About this task. Return each line of the listing exactly, though without its images.

Input.
* * * * * * *

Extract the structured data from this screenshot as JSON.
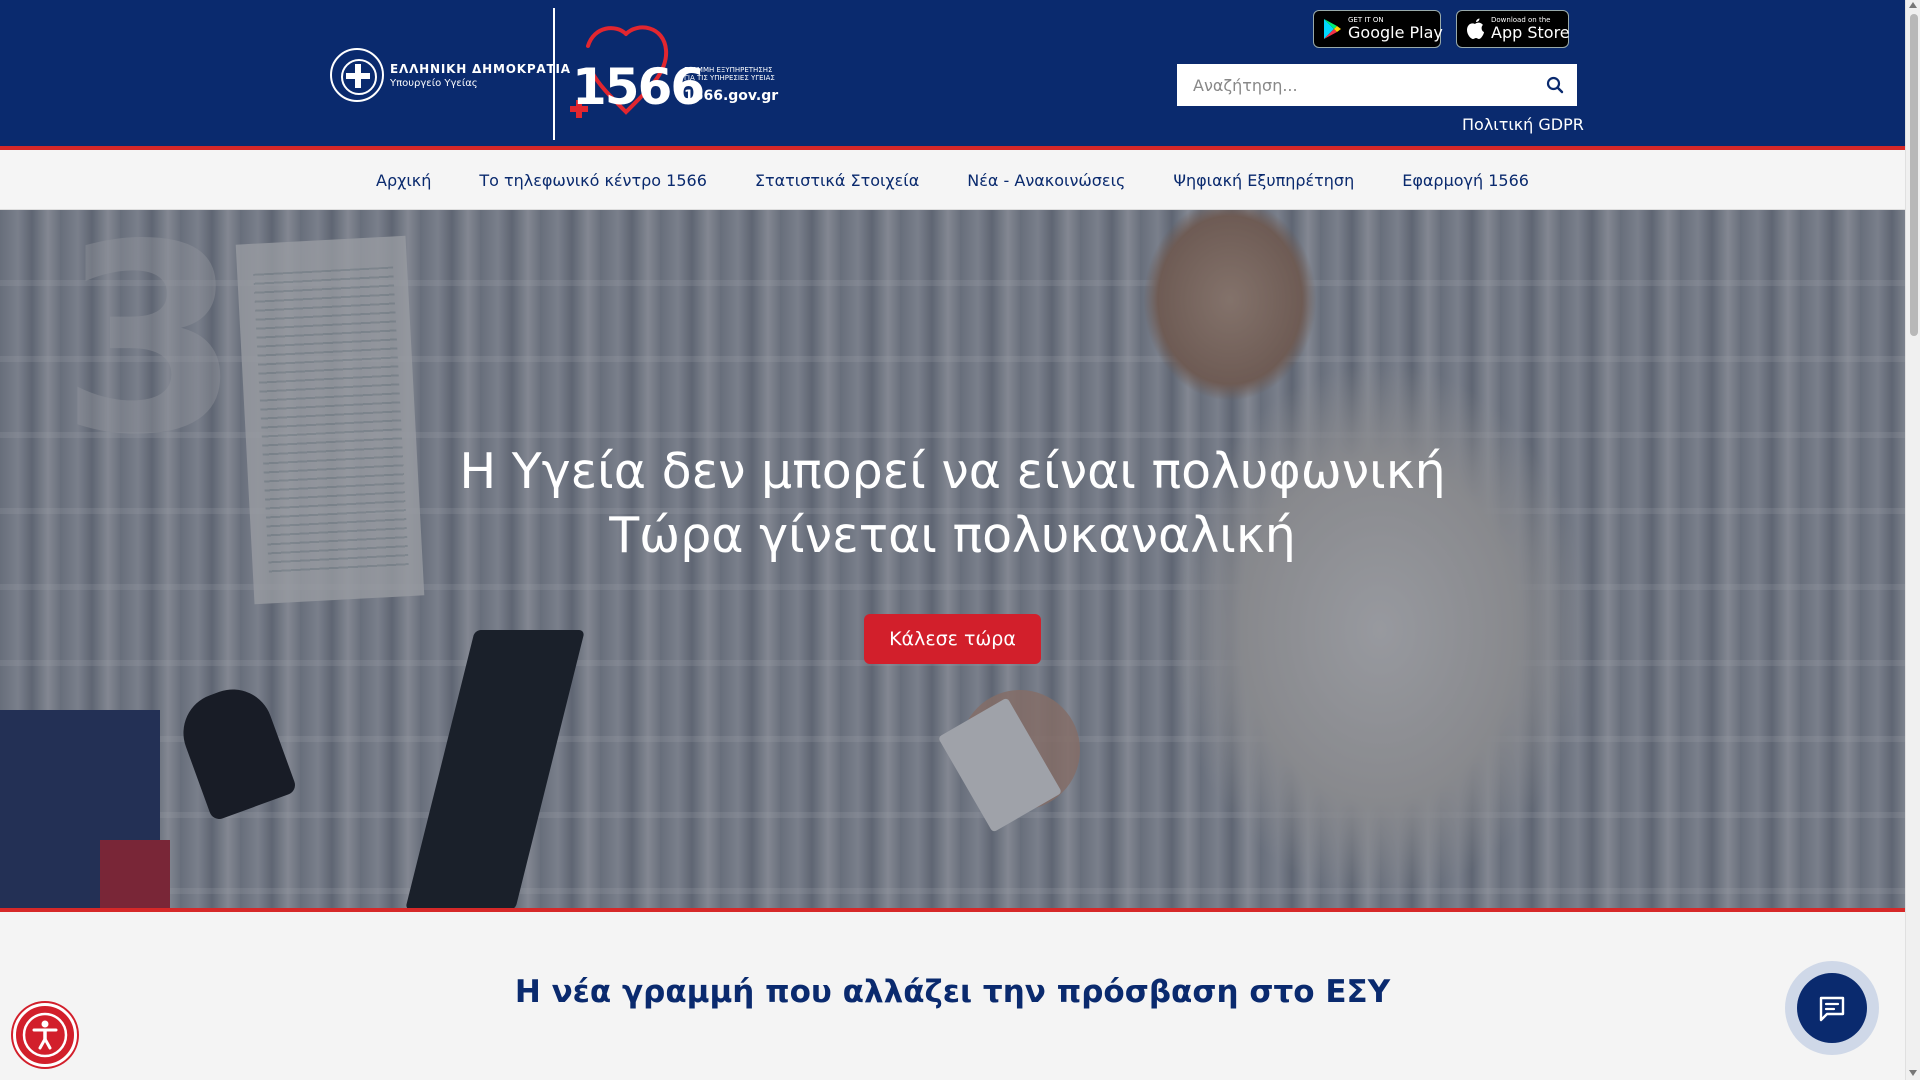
{
  "header": {
    "gov_logo": {
      "line1": "ΕΛΛΗΝΙΚΗ ΔΗΜΟΚΡΑΤΙΑ",
      "line2": "Υπουργείο Υγείας"
    },
    "brand_logo": {
      "number": "1566",
      "tagline1": "ΓΡΑΜΜΗ ΕΞΥΠΗΡΕΤΗΣΗΣ",
      "tagline2": "ΓΙΑ ΤΙΣ ΥΠΗΡΕΣΙΕΣ ΥΓΕΙΑΣ",
      "domain": "1566.gov.gr"
    },
    "stores": {
      "google_small": "GET IT ON",
      "google_big": "Google Play",
      "apple_small": "Download on the",
      "apple_big": "App Store"
    },
    "search": {
      "placeholder": "Αναζήτηση...",
      "value": ""
    },
    "gdpr_label": "Πολιτική GDPR",
    "colors": {
      "primary": "#0a2a6e",
      "accent_red": "#d62828"
    }
  },
  "nav": {
    "items": [
      {
        "label": "Αρχική"
      },
      {
        "label": "Το τηλεφωνικό κέντρο 1566"
      },
      {
        "label": "Στατιστικά Στοιχεία"
      },
      {
        "label": "Νέα - Ανακοινώσεις"
      },
      {
        "label": "Ψηφιακή Εξυπηρέτηση"
      },
      {
        "label": "Εφαρμογή 1566"
      }
    ]
  },
  "hero": {
    "line1": "Η Υγεία δεν μπορεί να είναι πολυφωνική",
    "line2": "Τώρα γίνεται πολυκαναλική",
    "cta_label": "Κάλεσε τώρα"
  },
  "section": {
    "title": "Η νέα γραμμή που αλλάζει την πρόσβαση στο ΕΣΥ"
  },
  "icons": {
    "search": "search-icon",
    "accessibility": "accessibility-icon",
    "chat": "chat-icon",
    "google_play": "google-play-icon",
    "apple": "apple-icon"
  }
}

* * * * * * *

Solved problem.
Extract the structured data from this screenshot as JSON.
{
  "header": {
    "gov_logo": {
      "line1": "ΕΛΛΗΝΙΚΗ ΔΗΜΟΚΡΑΤΙΑ",
      "line2": "Υπουργείο Υγείας"
    },
    "brand_logo": {
      "number": "1566",
      "tagline1": "ΓΡΑΜΜΗ ΕΞΥΠΗΡΕΤΗΣΗΣ",
      "tagline2": "ΓΙΑ ΤΙΣ ΥΠΗΡΕΣΙΕΣ ΥΓΕΙΑΣ",
      "domain": "1566.gov.gr"
    },
    "stores": {
      "google_small": "GET IT ON",
      "google_big": "Google Play",
      "apple_small": "Download on the",
      "apple_big": "App Store"
    },
    "search": {
      "placeholder": "Αναζήτηση...",
      "value": ""
    },
    "gdpr_label": "Πολιτική GDPR",
    "colors": {
      "primary": "#0a2a6e",
      "accent_red": "#d62828"
    }
  },
  "nav": {
    "items": [
      {
        "label": "Αρχική"
      },
      {
        "label": "Το τηλεφωνικό κέντρο 1566"
      },
      {
        "label": "Στατιστικά Στοιχεία"
      },
      {
        "label": "Νέα - Ανακοινώσεις"
      },
      {
        "label": "Ψηφιακή Εξυπηρέτηση"
      },
      {
        "label": "Εφαρμογή 1566"
      }
    ]
  },
  "hero": {
    "line1": "Η Υγεία δεν μπορεί να είναι πολυφωνική",
    "line2": "Τώρα γίνεται πολυκαναλική",
    "cta_label": "Κάλεσε τώρα"
  },
  "section": {
    "title": "Η νέα γραμμή που αλλάζει την πρόσβαση στο ΕΣΥ"
  },
  "icons": {
    "search": "search-icon",
    "accessibility": "accessibility-icon",
    "chat": "chat-icon",
    "google_play": "google-play-icon",
    "apple": "apple-icon"
  }
}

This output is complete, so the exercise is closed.